Most people are not Stevie Ray Vaughan. Most people don’t play with 11’s or 12’s. And most don’t have his hand strength and picking attack. I suspect that when Fender designed the Texas Special pickups, they chose to make them overwound (unlike Stevie’s pickups), because they knew most people use lighter strings and play with a less powerful picking attack.

Texas Specials will give you more bite, more grit with lighter strings and less work. This isn’t bad, but it’s important to realize that Stevie didn’t get his biting tone this way.

So, when you hear two sets of pickups, played in identical tests, and one sounds more aggressive and more biting, you’re not necessarily hearing something that sounds ‘more’?ù like SRV. What you’re hearing is a set of pickups that has higher output, and therefore, at the same pickup height, will slam more signal into the first preamp tube than a less overwound set of pickups.

THIS, alone, is not a great deciding factor. You can alway make a set of pickups sound hotter and more gritty through the use of effects.

UPDATE It’s important to realize that the signal level alone is not the “dirty” part of the pickup. The overwinding affects the shape and sound of the treble. In extreme cases it can sound brittle and harsh. This is the grit that can’t so easily be undone.

Look At The Window, Not Through It

So, if a pickup’s quality is not necessarily reflected in how ‘gritty’?ù it sounds, what should you listen for then? For strat style pickups, pristine, transparent treble, and balanced tone across the spectrum are what I listen for.

But how do you listen for transparency and balance?

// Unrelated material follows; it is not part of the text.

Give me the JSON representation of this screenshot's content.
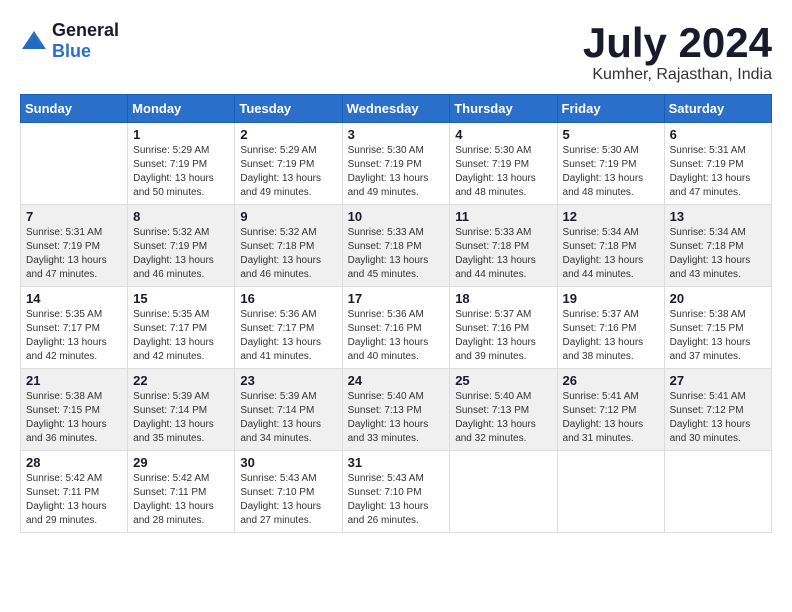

Did you ever look through a window, without looking AT the window? Then, when you looked AT the window, you noticed how dirty it is? When evaluating a pickup’s transparency and balance, you kind of need to look AT the window instead of through it.


Don’t ignore “gritty” and “aggressive”, but remember, those things can always be added. Instead, focus on how pleasing the grit sounds. Is it piercing? Shrill?

Look AT the grit, not through it.


Don’t ignore “fatness”, but remember, there is a number of ways to add bass and midrange. Instead, listen to the fatness. Do the low notes have clarity, or do they sound muddy? Do they sound like a truck engine from inside the cab, or standing in front of the open hood?

Look AT the fatness, not through it.


If one set of pickups has more treble, don’t ignore it, but remember, treble can be boosted or cut. Instead, listen to how clear the treble is. Is it shrill or is it pleasing? Does it have a ‘ssssss’?ù sound, or a ‘shhhhhh’?ù sound? That’s not a great metahpor but hopefully it will make sense.

Look AT the treble, not through it.

What Is Better?

If I can leave you with one thought it is this.

The factors that make a set of pickups sound better are not always what you first hear. As you step back and learn to look AT the window instead of through it, you’ll begin to hear things you didn’t hear before.

Of course, some factors of good tone are subjective. Knowing all of this, some people will still pick gritty pickups over smooth pickups because they WANT that sound, all the time.

And that’s OK. I just want you to be able to hear the difference and understand it :-)